Psalm 8:1–9

“O Lord, our Lord, how majestic is your name in all the earth! You have set your glory above the heavens”(Ps. 8:1).

Jews to this day will say “Adonai” whenever they see the tetragrammaton (YHWH) in the original Hebrew text of the Old Testament. But Adonai does not reflect the proper pronunciation of the tetragrammaton, it is in itself another one of the names for God in Scripture. In fact, it is one of the most frequently used names for the Creator in the entire Bible.

Adonai is typically translated into English as “Lord.” If we look at today’s passage, we see the English term repeated, but Adonai is not behind both uses of the term. Most translations of the Old Testament render yhwh with “Lord” (note the small capital letters) and Adonai as “Lord.” The passage really reads, “O Yahweh, our Adonai….”

If Yahweh reflects God’s faithfulness and self-existence, Adonai refers mainly to His sovereignty. Biblically speaking, sovereignty is related to the concepts of omnipotence and authority. When we say God is omnipotent we mean that He has all power to do whatever He purposes. The Lord allows His enemies to war against Him for now, but He is ultimately unstoppable and His might backs up His sovereignty. God can do whatever He pleases, and so He rules over all.
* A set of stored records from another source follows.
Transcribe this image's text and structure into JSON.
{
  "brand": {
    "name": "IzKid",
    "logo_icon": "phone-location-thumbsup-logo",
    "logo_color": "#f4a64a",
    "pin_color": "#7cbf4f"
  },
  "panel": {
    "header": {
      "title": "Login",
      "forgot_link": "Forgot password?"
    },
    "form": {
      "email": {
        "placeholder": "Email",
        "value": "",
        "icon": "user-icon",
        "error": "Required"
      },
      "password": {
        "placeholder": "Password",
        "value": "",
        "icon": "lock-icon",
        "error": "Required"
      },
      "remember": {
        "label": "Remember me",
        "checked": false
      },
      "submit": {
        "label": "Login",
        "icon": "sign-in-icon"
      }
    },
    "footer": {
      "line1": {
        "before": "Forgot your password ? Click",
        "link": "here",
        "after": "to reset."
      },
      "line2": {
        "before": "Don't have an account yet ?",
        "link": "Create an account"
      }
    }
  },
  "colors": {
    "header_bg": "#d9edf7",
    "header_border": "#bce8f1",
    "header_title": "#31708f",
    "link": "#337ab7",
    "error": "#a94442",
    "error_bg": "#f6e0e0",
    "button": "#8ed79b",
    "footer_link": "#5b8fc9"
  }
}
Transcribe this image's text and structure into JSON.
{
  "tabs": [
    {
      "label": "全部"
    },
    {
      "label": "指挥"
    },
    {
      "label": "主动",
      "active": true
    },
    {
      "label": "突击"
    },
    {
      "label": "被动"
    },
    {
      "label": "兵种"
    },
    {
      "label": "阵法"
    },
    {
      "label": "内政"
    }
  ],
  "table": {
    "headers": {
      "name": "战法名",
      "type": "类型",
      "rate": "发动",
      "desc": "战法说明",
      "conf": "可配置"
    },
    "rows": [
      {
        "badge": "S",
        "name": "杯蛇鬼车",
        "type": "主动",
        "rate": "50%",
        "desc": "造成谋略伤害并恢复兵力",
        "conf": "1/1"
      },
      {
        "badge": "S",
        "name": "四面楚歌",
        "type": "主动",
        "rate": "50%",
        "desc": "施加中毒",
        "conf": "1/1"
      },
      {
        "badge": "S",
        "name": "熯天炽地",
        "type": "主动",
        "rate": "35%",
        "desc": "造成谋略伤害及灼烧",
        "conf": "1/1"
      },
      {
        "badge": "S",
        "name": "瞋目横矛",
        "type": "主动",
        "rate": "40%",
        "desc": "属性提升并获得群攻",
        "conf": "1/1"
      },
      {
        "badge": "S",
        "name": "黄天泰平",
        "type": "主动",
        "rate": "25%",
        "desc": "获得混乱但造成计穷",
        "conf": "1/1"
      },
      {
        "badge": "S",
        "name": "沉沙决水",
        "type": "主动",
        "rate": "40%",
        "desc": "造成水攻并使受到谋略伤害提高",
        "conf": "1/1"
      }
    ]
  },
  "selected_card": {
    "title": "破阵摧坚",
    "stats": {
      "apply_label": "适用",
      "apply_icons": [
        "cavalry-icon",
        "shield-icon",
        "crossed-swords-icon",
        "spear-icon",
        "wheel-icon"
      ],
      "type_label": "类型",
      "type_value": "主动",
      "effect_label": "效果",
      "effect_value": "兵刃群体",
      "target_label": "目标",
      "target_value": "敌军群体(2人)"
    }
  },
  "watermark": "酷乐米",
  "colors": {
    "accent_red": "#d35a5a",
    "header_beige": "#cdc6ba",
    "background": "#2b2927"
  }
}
The biblical authors were well acquainted with the concept of authority, because they were familiar with monarchical rule. Most of the prophets and apostles lived in societies where the king was absolute and his word was law. Disobedience would mean imprisonment or worse. Kings most often exercised their authority through their royal decrees (2 Chron. 30; Est. 8; Dan. 3:29). These concepts are all inherent to the Lord’s sovereignty as well.

It is vitally important that we remember our Father’s sovereign authority today. He alone has the absolute right to define good and evil, and His decree (as found in Scripture) is the supreme law. We must not negotiate this point, for we live in a culture that wants to throw off all authority and define for itself what is right and wrong.

Finally, the title Lord for Jesus comes from the Greek Kurios, a translation of Adonai. Its frequent usage (Acts 7:59; Rom. 5:1; Heb. 13:20) is one of many indications of Jesus’ power and authority.

Coram Deo

Our greatest temptation as Christians is to live as if Jesus is not the Lord of our lives. When the culture sets the agenda for our worship and ethics, it has become our lord. If we do not confess Christ in the face of hostility at home or in the workplace, we have walked away from the authority of God. It is therefore incumbent upon us to do all we can to recognize Jesus’ authority over everything. Take time to consider the fact that Christ is Lord over all.

For Further Study